### Work to complete:
Lines with the word "desc" in them are the ones to copy from the records.

===== Available records

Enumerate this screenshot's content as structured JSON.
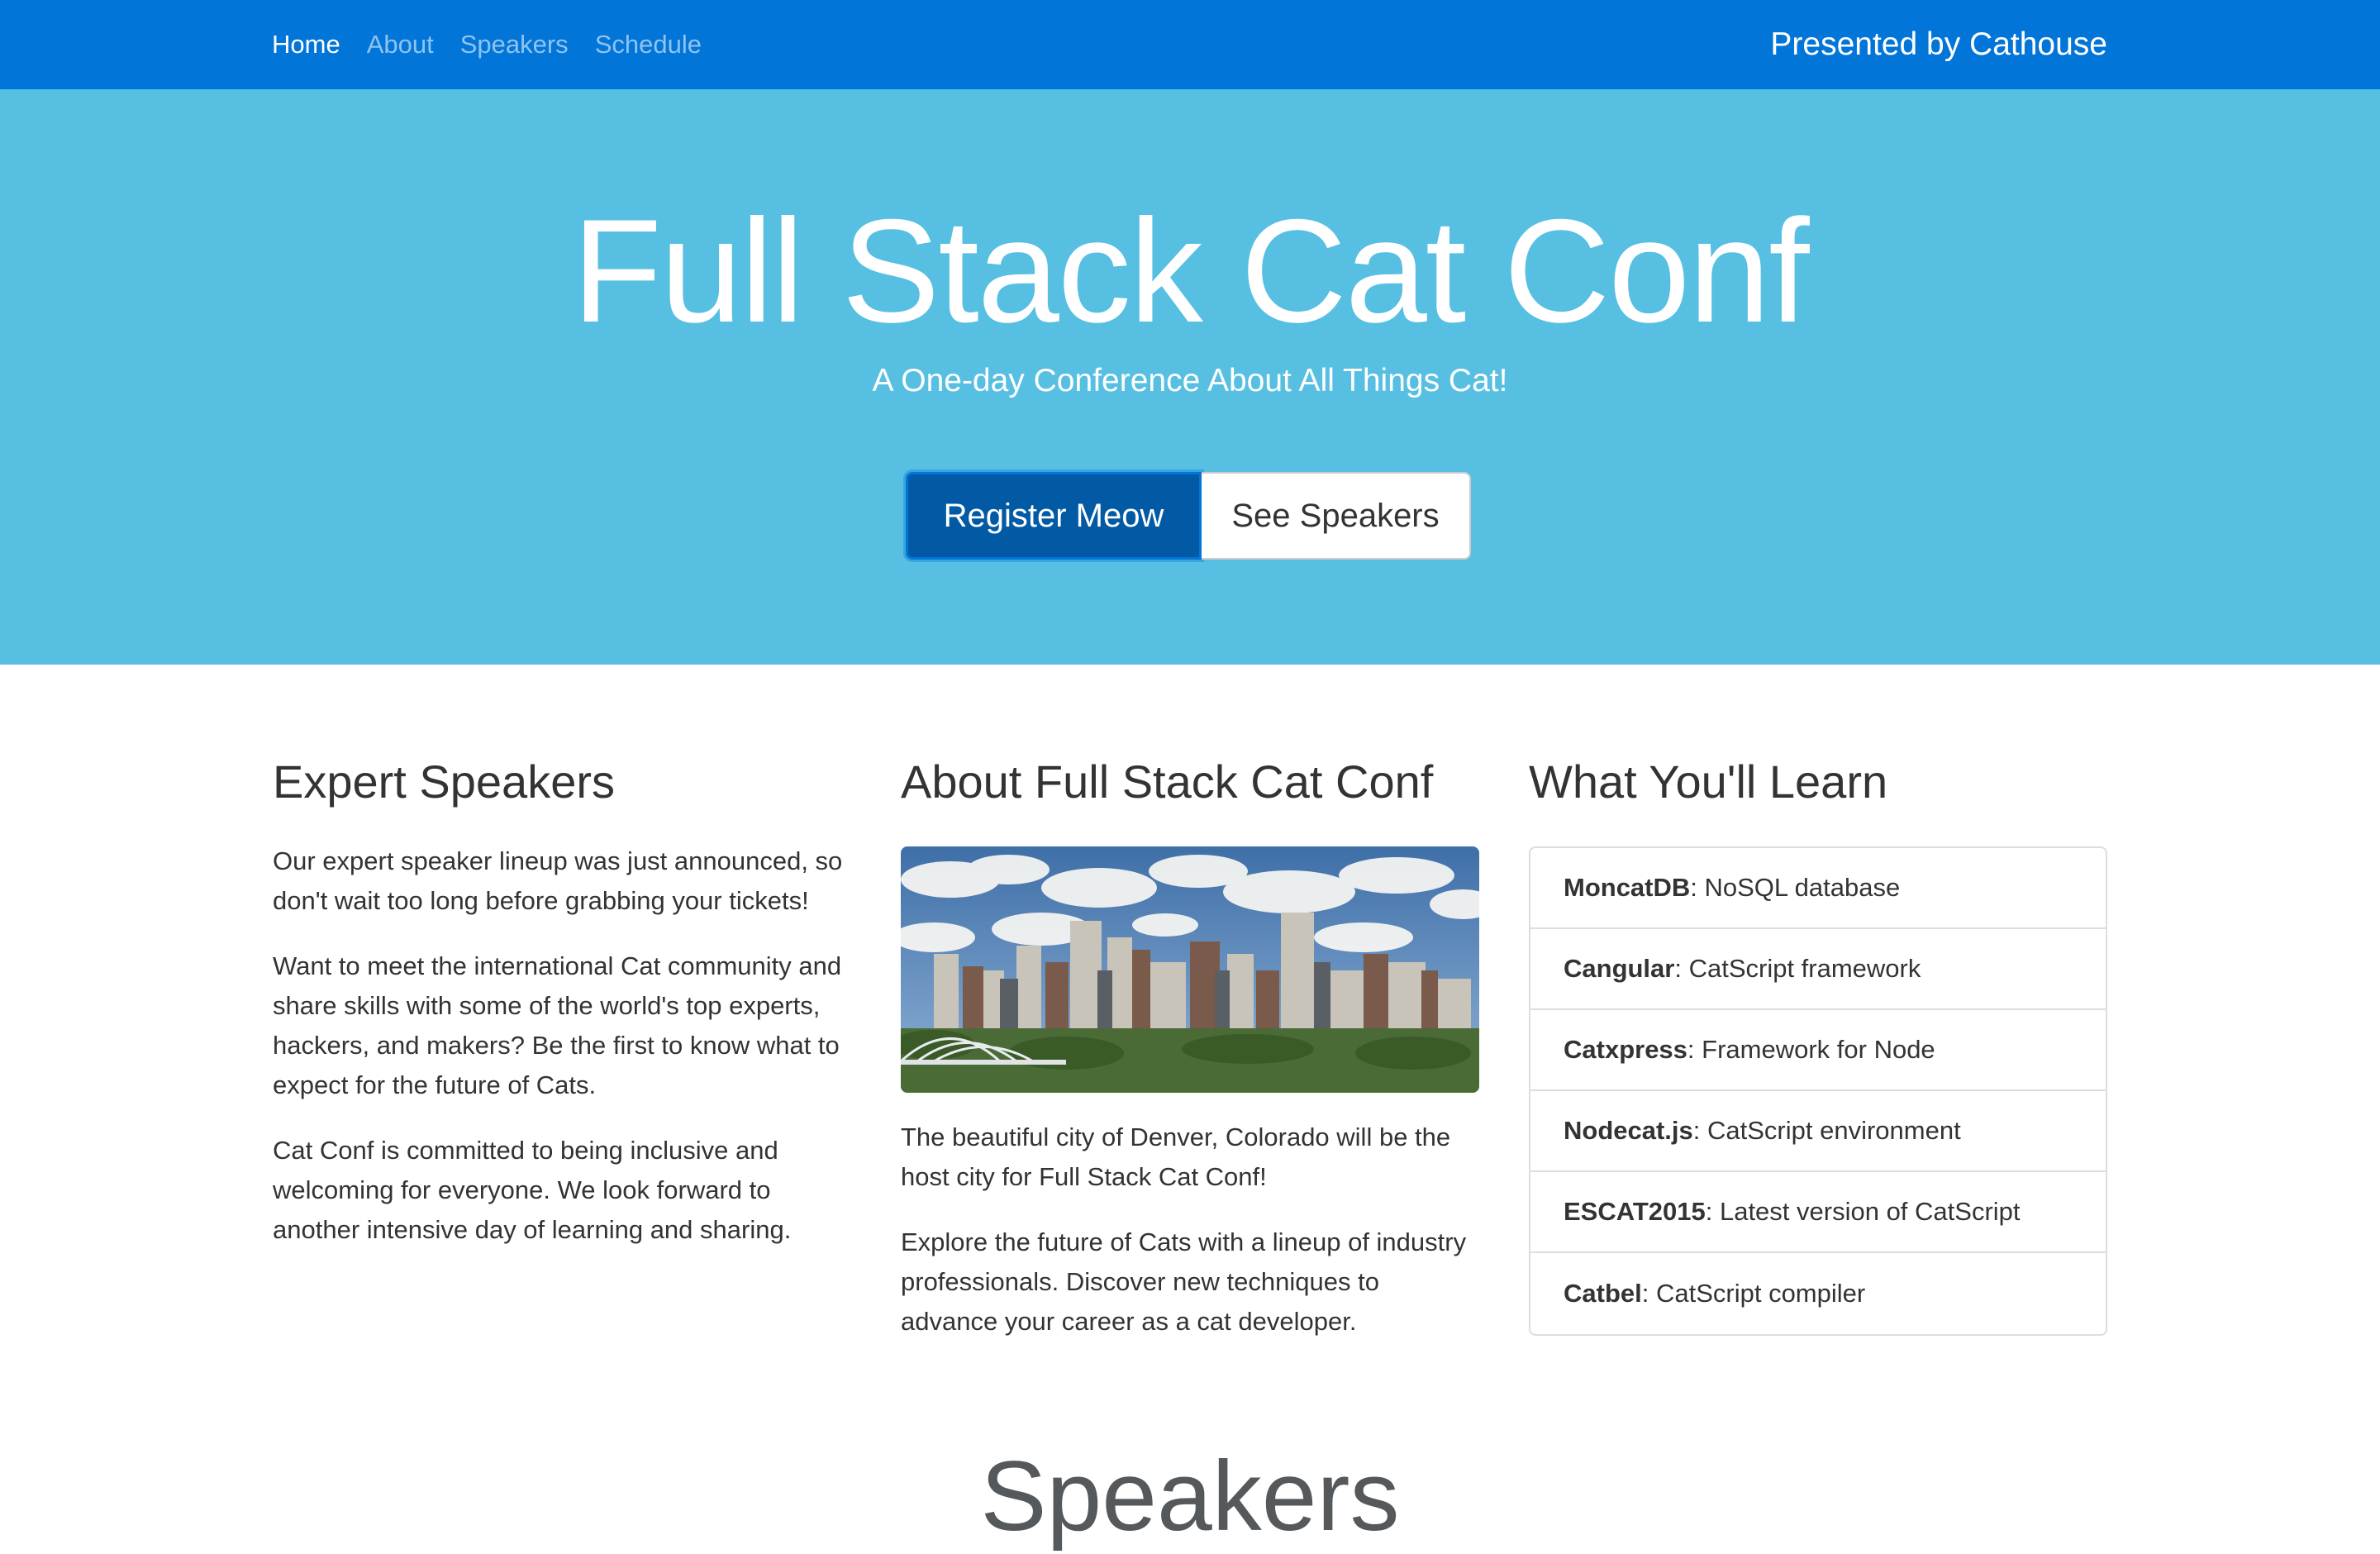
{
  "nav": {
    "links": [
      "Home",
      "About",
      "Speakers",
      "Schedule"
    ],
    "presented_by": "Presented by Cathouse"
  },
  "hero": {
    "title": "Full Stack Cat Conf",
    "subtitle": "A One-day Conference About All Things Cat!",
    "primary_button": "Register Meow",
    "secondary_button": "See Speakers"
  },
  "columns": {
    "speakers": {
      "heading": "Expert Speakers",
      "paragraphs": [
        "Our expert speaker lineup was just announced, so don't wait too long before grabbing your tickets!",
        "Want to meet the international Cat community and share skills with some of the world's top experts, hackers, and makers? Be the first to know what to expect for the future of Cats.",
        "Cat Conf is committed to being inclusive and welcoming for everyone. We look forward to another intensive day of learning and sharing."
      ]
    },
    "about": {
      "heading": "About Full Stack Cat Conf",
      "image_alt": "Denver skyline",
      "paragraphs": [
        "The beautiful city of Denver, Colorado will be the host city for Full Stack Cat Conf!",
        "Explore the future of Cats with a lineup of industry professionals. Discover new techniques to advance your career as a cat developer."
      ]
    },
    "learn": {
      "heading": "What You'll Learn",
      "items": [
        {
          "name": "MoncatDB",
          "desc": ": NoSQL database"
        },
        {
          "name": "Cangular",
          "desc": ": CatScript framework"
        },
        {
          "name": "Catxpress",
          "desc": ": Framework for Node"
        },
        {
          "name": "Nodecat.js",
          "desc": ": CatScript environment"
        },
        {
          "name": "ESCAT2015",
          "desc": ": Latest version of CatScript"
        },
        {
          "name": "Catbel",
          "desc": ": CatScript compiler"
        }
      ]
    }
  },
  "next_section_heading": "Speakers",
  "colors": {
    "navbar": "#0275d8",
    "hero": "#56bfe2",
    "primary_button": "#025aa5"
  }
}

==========
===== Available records

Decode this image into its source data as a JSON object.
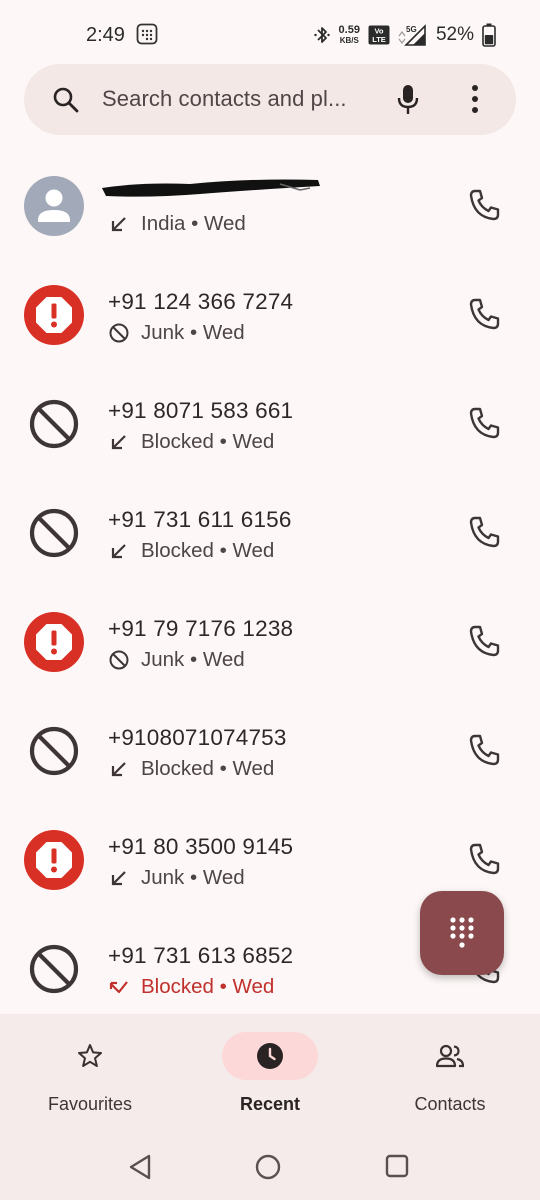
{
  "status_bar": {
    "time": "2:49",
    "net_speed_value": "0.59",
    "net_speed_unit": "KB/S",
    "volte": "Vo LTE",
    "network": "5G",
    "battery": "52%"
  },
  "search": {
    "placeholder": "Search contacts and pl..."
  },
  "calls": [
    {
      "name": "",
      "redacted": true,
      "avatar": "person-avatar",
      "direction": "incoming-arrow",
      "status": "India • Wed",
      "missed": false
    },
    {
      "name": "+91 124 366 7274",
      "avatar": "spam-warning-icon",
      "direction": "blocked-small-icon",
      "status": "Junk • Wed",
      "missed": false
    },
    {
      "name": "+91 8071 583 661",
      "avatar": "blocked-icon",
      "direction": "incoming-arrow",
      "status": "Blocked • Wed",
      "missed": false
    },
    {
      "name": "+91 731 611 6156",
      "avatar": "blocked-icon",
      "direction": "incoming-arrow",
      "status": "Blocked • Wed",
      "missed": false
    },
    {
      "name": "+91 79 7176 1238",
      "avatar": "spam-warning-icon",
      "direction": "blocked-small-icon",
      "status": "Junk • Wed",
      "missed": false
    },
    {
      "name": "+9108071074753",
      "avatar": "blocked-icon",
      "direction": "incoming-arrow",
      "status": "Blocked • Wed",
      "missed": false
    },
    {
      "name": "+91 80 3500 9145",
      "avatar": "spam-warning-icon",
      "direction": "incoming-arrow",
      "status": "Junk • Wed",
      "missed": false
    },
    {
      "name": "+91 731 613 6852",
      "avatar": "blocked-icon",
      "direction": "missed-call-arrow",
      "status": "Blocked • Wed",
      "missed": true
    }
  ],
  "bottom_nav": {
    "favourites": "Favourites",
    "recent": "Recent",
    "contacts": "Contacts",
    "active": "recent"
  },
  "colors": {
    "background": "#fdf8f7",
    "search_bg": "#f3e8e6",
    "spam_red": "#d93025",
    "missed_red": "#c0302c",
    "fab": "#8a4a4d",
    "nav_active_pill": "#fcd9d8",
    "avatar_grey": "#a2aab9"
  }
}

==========
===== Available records

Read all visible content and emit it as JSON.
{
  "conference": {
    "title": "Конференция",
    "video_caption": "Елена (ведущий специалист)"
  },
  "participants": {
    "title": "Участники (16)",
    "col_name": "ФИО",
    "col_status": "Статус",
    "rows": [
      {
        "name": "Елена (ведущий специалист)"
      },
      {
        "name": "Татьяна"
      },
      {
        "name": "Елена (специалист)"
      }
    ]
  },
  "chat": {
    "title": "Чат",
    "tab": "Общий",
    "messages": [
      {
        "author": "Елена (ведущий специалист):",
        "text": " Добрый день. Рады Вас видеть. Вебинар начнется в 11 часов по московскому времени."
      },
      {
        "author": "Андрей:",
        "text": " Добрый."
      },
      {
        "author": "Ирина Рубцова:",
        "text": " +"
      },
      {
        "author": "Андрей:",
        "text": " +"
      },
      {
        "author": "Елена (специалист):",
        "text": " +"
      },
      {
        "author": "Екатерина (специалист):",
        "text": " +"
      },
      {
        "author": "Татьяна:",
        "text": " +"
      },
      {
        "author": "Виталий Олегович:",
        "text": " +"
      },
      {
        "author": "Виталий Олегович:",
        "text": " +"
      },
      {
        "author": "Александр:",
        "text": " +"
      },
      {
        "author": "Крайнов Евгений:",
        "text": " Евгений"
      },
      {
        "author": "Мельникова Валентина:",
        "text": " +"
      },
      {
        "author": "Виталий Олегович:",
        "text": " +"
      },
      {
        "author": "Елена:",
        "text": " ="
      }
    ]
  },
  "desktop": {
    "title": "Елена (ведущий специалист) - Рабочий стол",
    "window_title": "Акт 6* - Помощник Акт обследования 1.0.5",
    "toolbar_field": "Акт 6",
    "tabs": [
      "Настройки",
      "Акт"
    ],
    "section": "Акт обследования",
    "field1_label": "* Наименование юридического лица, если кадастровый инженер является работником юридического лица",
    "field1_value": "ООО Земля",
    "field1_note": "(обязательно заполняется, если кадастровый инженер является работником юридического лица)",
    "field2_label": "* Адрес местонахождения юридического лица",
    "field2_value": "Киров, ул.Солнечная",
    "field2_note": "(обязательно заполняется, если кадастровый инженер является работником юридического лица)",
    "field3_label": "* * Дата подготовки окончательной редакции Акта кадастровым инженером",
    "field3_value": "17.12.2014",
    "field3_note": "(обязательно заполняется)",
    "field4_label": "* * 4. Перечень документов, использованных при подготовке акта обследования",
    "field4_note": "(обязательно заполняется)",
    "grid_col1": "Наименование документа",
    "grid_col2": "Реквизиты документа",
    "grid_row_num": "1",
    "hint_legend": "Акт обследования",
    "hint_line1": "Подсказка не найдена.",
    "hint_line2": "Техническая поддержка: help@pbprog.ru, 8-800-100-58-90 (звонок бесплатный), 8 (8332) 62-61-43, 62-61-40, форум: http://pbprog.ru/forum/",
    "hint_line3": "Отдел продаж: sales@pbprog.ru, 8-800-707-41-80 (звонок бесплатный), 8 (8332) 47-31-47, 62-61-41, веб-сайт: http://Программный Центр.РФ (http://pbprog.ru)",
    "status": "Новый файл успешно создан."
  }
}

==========

### Task result:
          "desc": ": NoSQL database"
          "desc": ": CatScript framework"
          "desc": ": Framework for Node"
          "desc": ": CatScript environment"
          "desc": ": Latest version of CatScript"
          "desc": ": CatScript compiler"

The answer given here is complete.